Last week marked the ninth anniversary of the Northern Rock meltdown and eight years since Lehman Brothers collapsed.
Those milestones were marked in apt fashion in the regulatory corridors of power, where the yearning for the “good old days” of the pre-crisis years only grows stronger.
The banks are still too big to fail and still geared more towards serving themselves than their customers or the wider economy. It’s become clear over the past year, however, that the powers that be want to take the banks off the naughty step.
The focus has instead been on another bloated sector with a neat line in self-interest, obfuscation and fleecing customers. Fund managers have continued to thrive while the banks have suffered the scorn of regulators and the public. The financial crisis and its aftermath posed a stiff challenge, but they’ve simply found ways to make the environment work for them.
It’s a fine line between innovation and exploitation. Fund firms too frequently fall on the latter side, churning out marketing gimmicks disguised as innovative products and rewarding managers who fail to deliver on their promises.
UK and European regulators have been more interested in asset managers over the past couple of years, however. The launch of the Financial Conduct Authority’s asset management study last year put firms on notice that their high-fee, low-transparency business models were under threat. Fund managers have for too long got away with overcharging investors without making it clear what they’re paying for.
The shift towards transparency has unsettled much of the fund industry, which has been lobbying against it. They know the game’s up, but they’ll play for all the time they can get. The more enlightened elements, such as Woodford Investment Management and Edinburgh’s Baillie Gifford, understand the importance of clarity and transparency, but they remain in a small minority.
Unfortunately, it appears that the majority still have friends where they need them. The asset management study was supposed to appear this month, before the industry succeeded in using Brexit as an excuse to lobby for a delay.
Now it seems that a proposed cap on fund management charges is to be ruled out by the FCA. This on its own is not a great concern.
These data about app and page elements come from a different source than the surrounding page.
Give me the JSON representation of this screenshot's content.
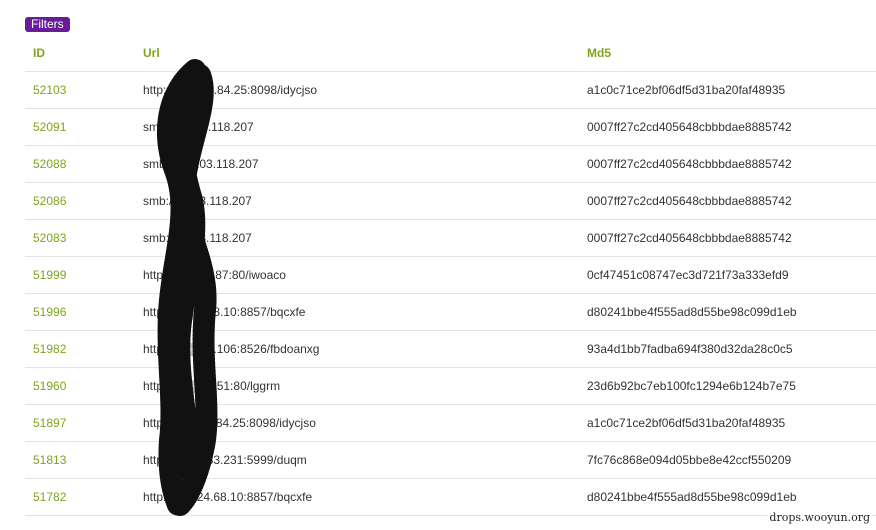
{
  "filters": {
    "label": "Filters"
  },
  "table": {
    "headers": {
      "id": "ID",
      "url": "Url",
      "md5": "Md5"
    },
    "rows": [
      {
        "id": "52103",
        "url": "http://▒▒▒▒1.84.25:8098/idycjso",
        "md5": "a1c0c71ce2bf06df5d31ba20faf48935"
      },
      {
        "id": "52091",
        "url": "smb://▒▒▒3.118.207",
        "md5": "0007ff27c2cd405648cbbbdae8885742"
      },
      {
        "id": "52088",
        "url": "smb://▒▒103.118.207",
        "md5": "0007ff27c2cd405648cbbbdae8885742"
      },
      {
        "id": "52086",
        "url": "smb://▒▒03.118.207",
        "md5": "0007ff27c2cd405648cbbbdae8885742"
      },
      {
        "id": "52083",
        "url": "smb://▒▒03.118.207",
        "md5": "0007ff27c2cd405648cbbbdae8885742"
      },
      {
        "id": "51999",
        "url": "http://▒▒▒36.87:80/iwoaco",
        "md5": "0cf47451c08747ec3d721f73a333efd9"
      },
      {
        "id": "51996",
        "url": "http://22.▒▒68.10:8857/bqcxfe",
        "md5": "d80241bbe4f555ad8d55be98c099d1eb"
      },
      {
        "id": "51982",
        "url": "http://33.▒▒0.106:8526/fbdoanxg",
        "md5": "93a4d1bb7fadba694f380d32da28c0c5"
      },
      {
        "id": "51960",
        "url": "http://17.▒▒9.51:80/lggrm",
        "md5": "23d6b92bc7eb100fc1294e6b124b7e75"
      },
      {
        "id": "51897",
        "url": "http://11.▒▒1.84.25:8098/idycjso",
        "md5": "a1c0c71ce2bf06df5d31ba20faf48935"
      },
      {
        "id": "51813",
        "url": "http://▒▒9.183.231:5999/duqm",
        "md5": "7fc76c868e094d05bbe8e42ccf550209"
      },
      {
        "id": "51782",
        "url": "http://▒▒224.68.10:8857/bqcxfe",
        "md5": "d80241bbe4f555ad8d55be98c099d1eb"
      }
    ]
  },
  "watermark": "drops.wooyun.org",
  "colors": {
    "accent": "#7fa41d",
    "filters_bg": "#6a1b9a",
    "scribble": "#111111"
  }
}
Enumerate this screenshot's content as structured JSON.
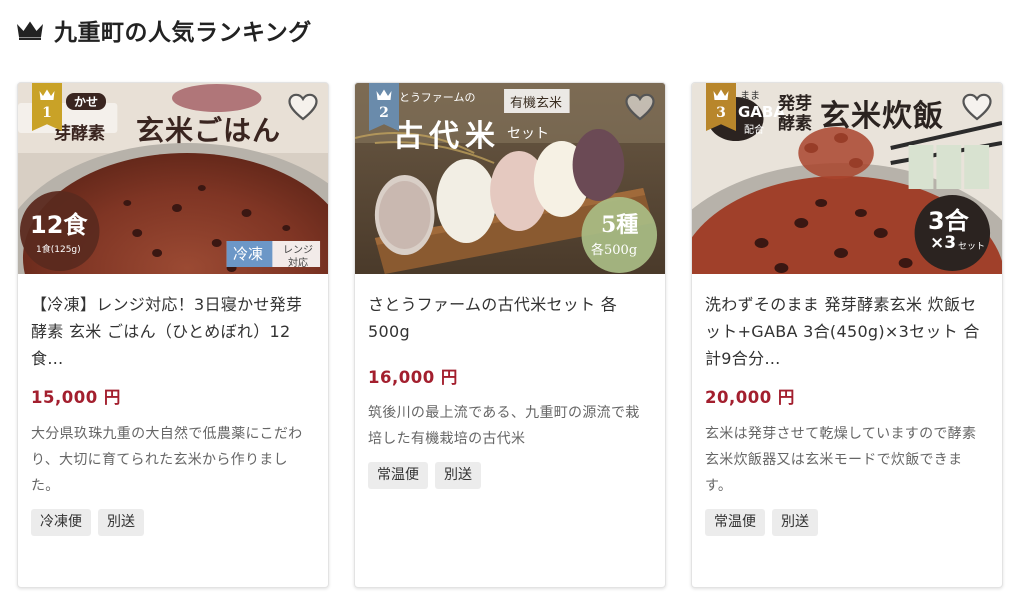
{
  "header": {
    "title": "九重町の人気ランキング",
    "icon": "crown-icon"
  },
  "colors": {
    "price": "#a31f2e",
    "rank_1": "#c9a227",
    "rank_2": "#6a8bab",
    "rank_3": "#b8862b",
    "tag_bg": "#ececec"
  },
  "products": [
    {
      "rank": "1",
      "title": "【冷凍】レンジ対応！3日寝かせ発芽 酵素 玄米 ごはん（ひとめぼれ）12食…",
      "price": "15,000 円",
      "description": "大分県玖珠九重の大自然で低農薬にこだわり、大切に育てられた玄米から作りました。",
      "tags": [
        "冷凍便",
        "別送"
      ],
      "image_text": {
        "top_small": "かせ",
        "brand": "芽酵素",
        "headline": "玄米ごはん",
        "count": "12食",
        "count_sub": "1食(125g)",
        "frozen": "冷凍",
        "range": "レンジ",
        "range_sub": "対応"
      }
    },
    {
      "rank": "2",
      "title": "さとうファームの古代米セット 各500g",
      "price": "16,000 円",
      "description": "筑後川の最上流である、九重町の源流で栽培した有機栽培の古代米",
      "tags": [
        "常温便",
        "別送"
      ],
      "image_text": {
        "farm": "とうファームの",
        "organic": "有機玄米",
        "headline": "古代米",
        "set": "セット",
        "kinds": "5種",
        "weight": "各500g"
      }
    },
    {
      "rank": "3",
      "title": "洗わずそのまま 発芽酵素玄米 炊飯セット+GABA 3合(450g)×3セット 合計9合分…",
      "price": "20,000 円",
      "description": "玄米は発芽させて乾燥していますので酵素玄米炊飯器又は玄米モードで炊飯できます。",
      "tags": [
        "常温便",
        "別送"
      ],
      "image_text": {
        "top_small": "まま",
        "gaba": "GABA",
        "gaba_sub": "配合",
        "line1": "発芽",
        "line2": "酵素",
        "headline": "玄米炊飯",
        "go": "3合",
        "set": "×3",
        "set_sub": "セット"
      }
    }
  ]
}
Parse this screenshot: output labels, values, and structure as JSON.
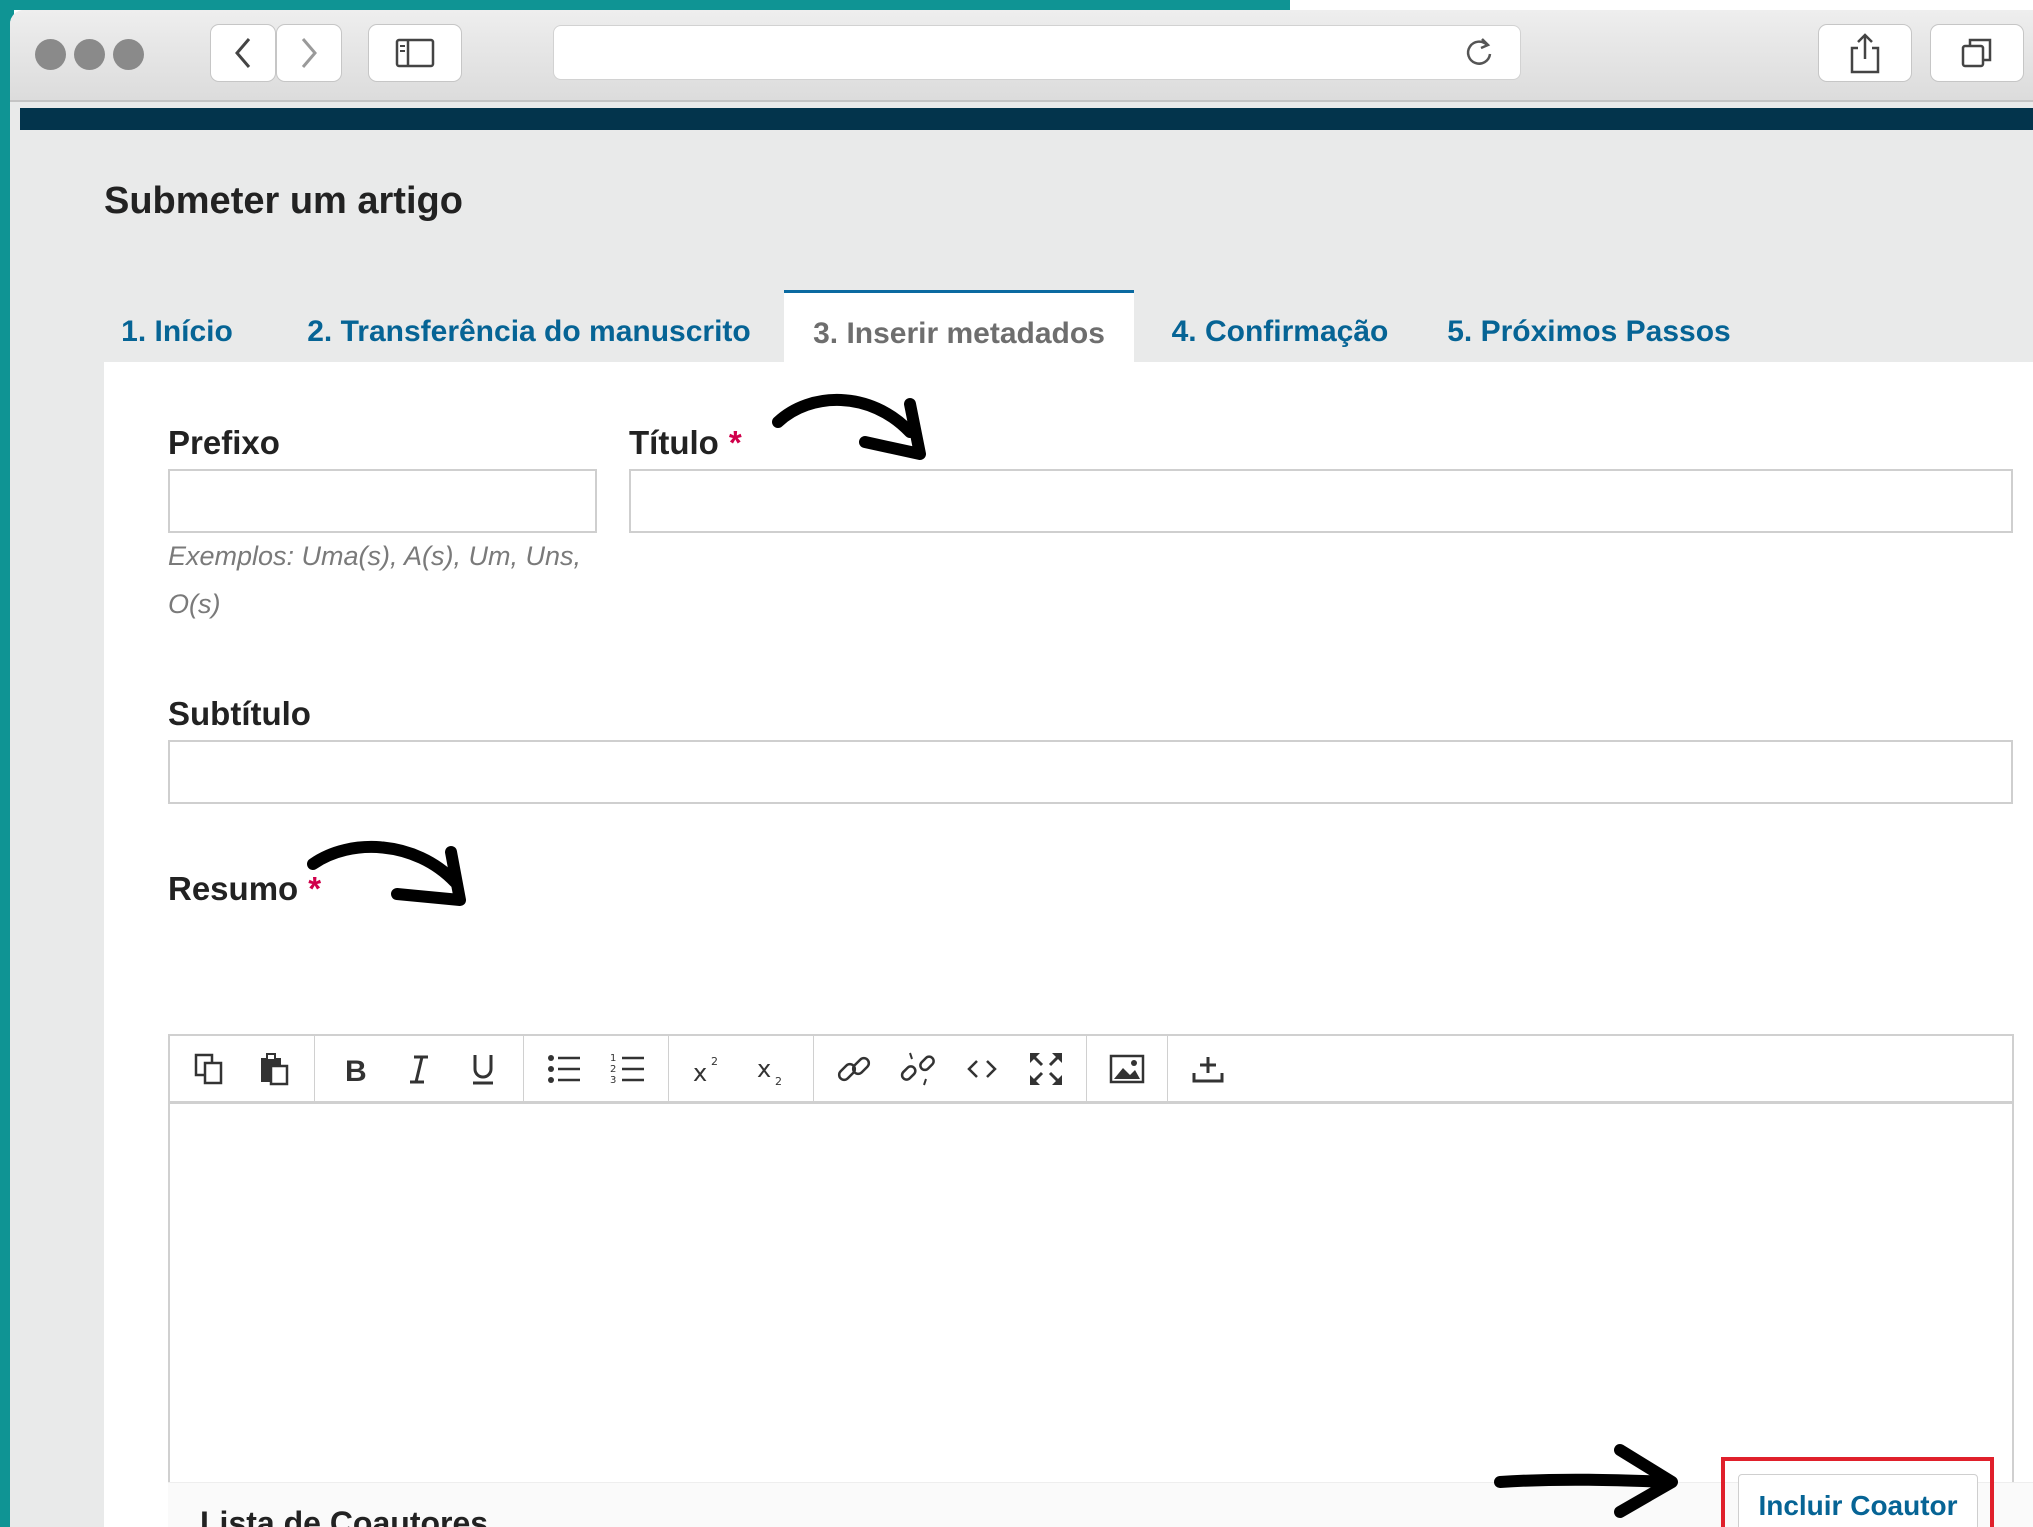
{
  "page_title": "Submeter um artigo",
  "tabs": [
    {
      "label": "1. Início",
      "active": false
    },
    {
      "label": "2. Transferência do manuscrito",
      "active": false
    },
    {
      "label": "3. Inserir metadados",
      "active": true
    },
    {
      "label": "4. Confirmação",
      "active": false
    },
    {
      "label": "5. Próximos Passos",
      "active": false
    }
  ],
  "form": {
    "prefix": {
      "label": "Prefixo",
      "value": "",
      "help": "Exemplos: Uma(s), A(s), Um, Uns, O(s)"
    },
    "title": {
      "label": "Título",
      "required_mark": "*",
      "value": ""
    },
    "subtitle": {
      "label": "Subtítulo",
      "value": ""
    },
    "abstract": {
      "label": "Resumo",
      "required_mark": "*",
      "value": ""
    }
  },
  "editor_toolbar": [
    [
      "copy-icon",
      "paste-icon"
    ],
    [
      "bold-icon",
      "italic-icon",
      "underline-icon"
    ],
    [
      "bullet-list-icon",
      "numbered-list-icon"
    ],
    [
      "superscript-icon",
      "subscript-icon"
    ],
    [
      "link-icon",
      "unlink-icon",
      "code-icon",
      "fullscreen-icon"
    ],
    [
      "image-icon"
    ],
    [
      "upload-icon"
    ]
  ],
  "coauthors": {
    "title": "Lista de Coautores",
    "add_button": "Incluir Coautor"
  },
  "colors": {
    "frame_teal": "#0f9494",
    "nav_bar": "#03344c",
    "link_blue": "#066495",
    "required_red": "#d0004b",
    "highlight_red": "#e0202b"
  }
}
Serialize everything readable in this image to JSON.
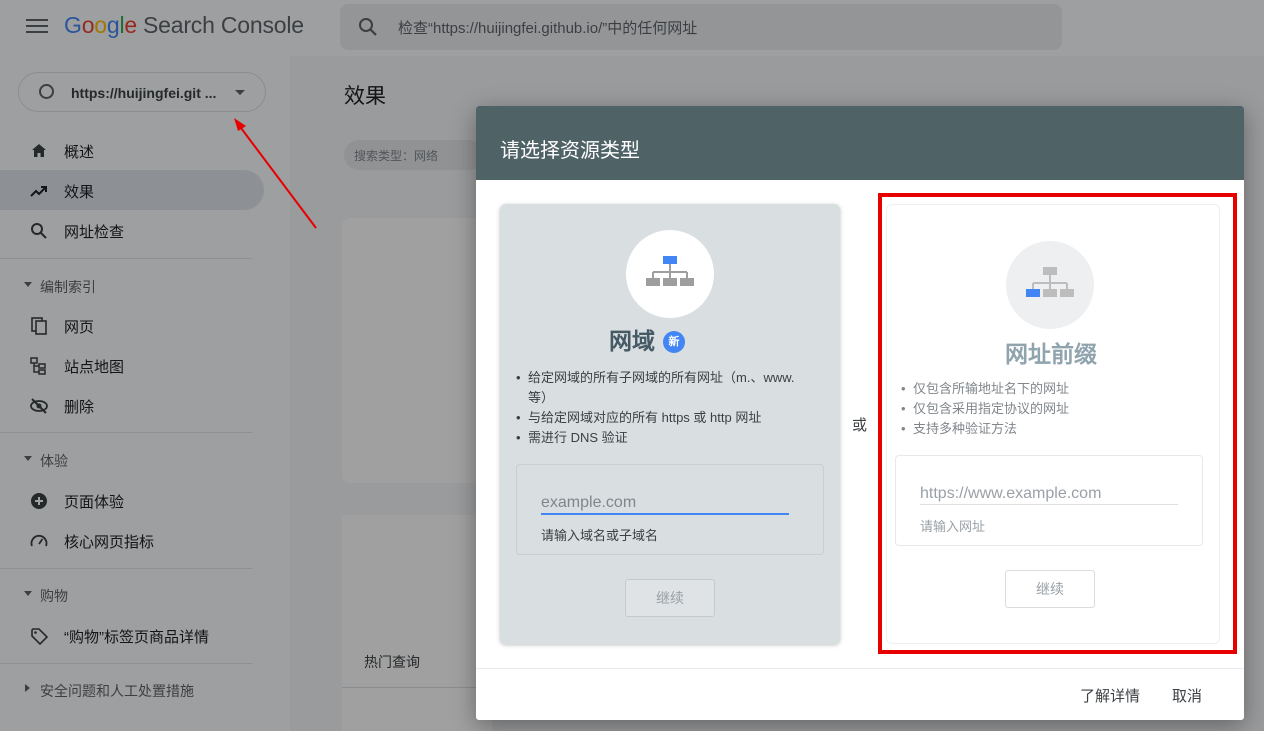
{
  "app": {
    "logo_letters": [
      "G",
      "o",
      "o",
      "g",
      "l",
      "e"
    ],
    "logo_rest": "Search Console",
    "search_placeholder": "检查“https://huijingfei.github.io/”中的任何网址"
  },
  "sidebar": {
    "property": "https://huijingfei.git ...",
    "items": [
      {
        "label": "概述",
        "icon": "home-icon",
        "active": false
      },
      {
        "label": "效果",
        "icon": "trending-up-icon",
        "active": true
      },
      {
        "label": "网址检查",
        "icon": "search-icon",
        "active": false
      }
    ],
    "sections": [
      {
        "label": "编制索引",
        "items": [
          {
            "label": "网页",
            "icon": "pages-icon"
          },
          {
            "label": "站点地图",
            "icon": "sitemap-icon"
          },
          {
            "label": "删除",
            "icon": "visibility-off-icon"
          }
        ]
      },
      {
        "label": "体验",
        "items": [
          {
            "label": "页面体验",
            "icon": "add-circle-icon"
          },
          {
            "label": "核心网页指标",
            "icon": "speed-icon"
          }
        ]
      },
      {
        "label": "购物",
        "items": [
          {
            "label": "“购物”标签页商品详情",
            "icon": "tag-icon"
          }
        ]
      },
      {
        "label": "安全问题和人工处置措施",
        "items": []
      }
    ]
  },
  "main": {
    "title": "效果",
    "filter_chip": "搜索类型：网络",
    "top_queries_label": "热门查询"
  },
  "dialog": {
    "title": "请选择资源类型",
    "or_label": "或",
    "domain": {
      "title": "网域",
      "badge": "新",
      "bullets": [
        "给定网域的所有子网域的所有网址（m.、www. 等）",
        "与给定网域对应的所有 https 或 http 网址",
        "需进行 DNS 验证"
      ],
      "input_placeholder": "example.com",
      "input_hint": "请输入域名或子域名",
      "continue_label": "继续"
    },
    "url_prefix": {
      "title": "网址前缀",
      "bullets": [
        "仅包含所输地址名下的网址",
        "仅包含采用指定协议的网址",
        "支持多种验证方法"
      ],
      "input_placeholder": "https://www.example.com",
      "input_hint": "请输入网址",
      "continue_label": "继续"
    },
    "footer": {
      "learn_more": "了解详情",
      "cancel": "取消"
    }
  },
  "colors": {
    "dialog_header": "#4f6367",
    "accent_blue": "#4285f4",
    "annotation_red": "#e60000"
  }
}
Caps are rarely the answer and fund managers would have little problem getting around them.
What is worrying is the suggestion that fund managers could again get their way. Last month the Investment Association, which represents the fund management industry, published research that purported to demonstrate that there are no hidden fees, yet it completely ignored a key element of the transaction costs at the heart of the debate.
The omens aren’t good. European rules aimed at improving protection and charges transparency have been put back a year to January 2018. Between that and Brexit, the fund industry has renewed hope that a City-friendly government will be sympathetic to its pleas.
But they’ve had their own way for far too long, at the expense of millions of people saving what they can into their pensions and Isas. Another regulatory climbdown will simply give firms the licence to continue ripping people off.